I am by nature a planner but having the family we do has forced me to be flexible and to accept that I am never in control of anything.
On a good week, I homeschool for a few hours in the mornings Monday, Tuesday, Wednesday and every second Friday. The afternoon is for activities and appointments for the kids and Thursdays is our youngest daughter’s treatment program while every other Friday, our oldest daughter goes in to her pulmonary specialist. It’s a constant juggling act.
I manage better when I am organized but that is not something I am good at and struggle with it constantly. When I meal plan, make freezer meals, make lists, make lesson plans, pre-cut fruits and veggies for snacks, and have all the supplies I need, things run smoothly. When I get behind on those things, everything falls apart.
It is honestly very hard to find time to fit in the things that are less critical in a triage sense but more critical in a long-term sense like working on my marriage, spending one-on-one time with each of the kids, and maintaining relationships with friends.
How do you take care of yourself? This question kind of makes me laugh and at the same time, makes me want to skip over it. I literally wrote the book on self-care…really! One of my books is called Shield: A Framework of Self-Care for Foster and Adoptive Families and it’s full of really great advice that really works…if you follow it. I am a classic example of not being very good at following my own advice. I go in spurts of getting better at it and then a crisis, such as the recent one of our daughter’s health declining, causes me to fall off the boat. I know that it’s time for me to climb back aboard though.
I recently started walking a few times a week with a friend. It’s good exercise which is great self-care and it provides some adult time of being able to talk with a friend without interruption so it’s healthy all around. I also try to make sure that I start my days with what energizes me, reading a few Bible verses, having some tea with lots of sugar, drinking a glass of water, and getting a few minutes of almost quiet in the shower.

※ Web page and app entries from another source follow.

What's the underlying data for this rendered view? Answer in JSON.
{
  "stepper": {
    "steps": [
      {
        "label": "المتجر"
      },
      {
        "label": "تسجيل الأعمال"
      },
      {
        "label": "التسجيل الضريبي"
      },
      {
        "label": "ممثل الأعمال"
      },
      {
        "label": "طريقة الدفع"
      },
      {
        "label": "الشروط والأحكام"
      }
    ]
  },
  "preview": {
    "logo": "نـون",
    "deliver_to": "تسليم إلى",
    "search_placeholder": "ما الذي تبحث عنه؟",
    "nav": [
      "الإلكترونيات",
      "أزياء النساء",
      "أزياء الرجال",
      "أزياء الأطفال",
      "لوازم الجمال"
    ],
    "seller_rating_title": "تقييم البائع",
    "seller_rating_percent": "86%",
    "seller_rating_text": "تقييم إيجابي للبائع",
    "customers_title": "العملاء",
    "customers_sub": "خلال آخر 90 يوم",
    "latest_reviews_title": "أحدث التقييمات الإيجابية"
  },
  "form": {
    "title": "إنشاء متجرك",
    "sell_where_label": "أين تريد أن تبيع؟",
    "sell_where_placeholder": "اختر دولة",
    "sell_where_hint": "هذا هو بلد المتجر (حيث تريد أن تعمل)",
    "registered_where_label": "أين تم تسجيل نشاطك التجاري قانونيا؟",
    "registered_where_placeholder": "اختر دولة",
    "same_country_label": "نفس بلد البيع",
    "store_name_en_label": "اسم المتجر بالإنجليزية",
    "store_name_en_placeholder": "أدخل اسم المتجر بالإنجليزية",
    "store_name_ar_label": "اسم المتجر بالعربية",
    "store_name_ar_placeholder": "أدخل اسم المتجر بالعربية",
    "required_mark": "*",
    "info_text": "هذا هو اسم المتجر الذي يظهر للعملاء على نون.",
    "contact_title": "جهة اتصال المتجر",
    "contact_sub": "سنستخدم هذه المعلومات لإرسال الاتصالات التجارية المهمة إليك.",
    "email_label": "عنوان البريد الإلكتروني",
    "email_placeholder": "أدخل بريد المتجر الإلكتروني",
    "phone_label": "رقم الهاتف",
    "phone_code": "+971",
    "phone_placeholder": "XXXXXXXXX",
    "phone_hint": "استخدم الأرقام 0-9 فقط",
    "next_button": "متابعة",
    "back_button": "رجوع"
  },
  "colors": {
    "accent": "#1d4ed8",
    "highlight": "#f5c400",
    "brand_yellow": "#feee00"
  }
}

Do you combine learning/homeschool with therapy/activities that support your children’s needs? I have found that the things that have been the most helpful with our kids have been sensory related. We incorporate sensory bins into whatever we are learning, have a very sensory rich classroom, use things like weighted neck rolls and Move-n-Sit cushions for some of the kids, and do a lot of hands-on activities. We also use a variety of things designed to help reduce anxiety or optimize learning such as brain breaks, an anti-anxiety kit, and music.
How does your decision to homeschool, your style/approach to homeschooling, or the curriculum you use factor in with your child’s special needs? I love that homeschooling has given our kids the chance to maximize their potential, regardless of the limitations they may have and has allowed them to be who they were meant to be without being made fun of for being different. Our kids have challenges but the remark we hear the most commonly about our kids is how happy they are. That makes me feel like something about our approach is working.
Thank you, Sharla! I am so glad to have you share your wisdom with us.
You can read more about Sharla and her family, as well as get more information about her books, at The Chaos and the Clutter. Sharla has lots of great posts about parenting and homeschooling kids with special needs. You can also follow Sharla on Pinterest, Facebook and Twitter.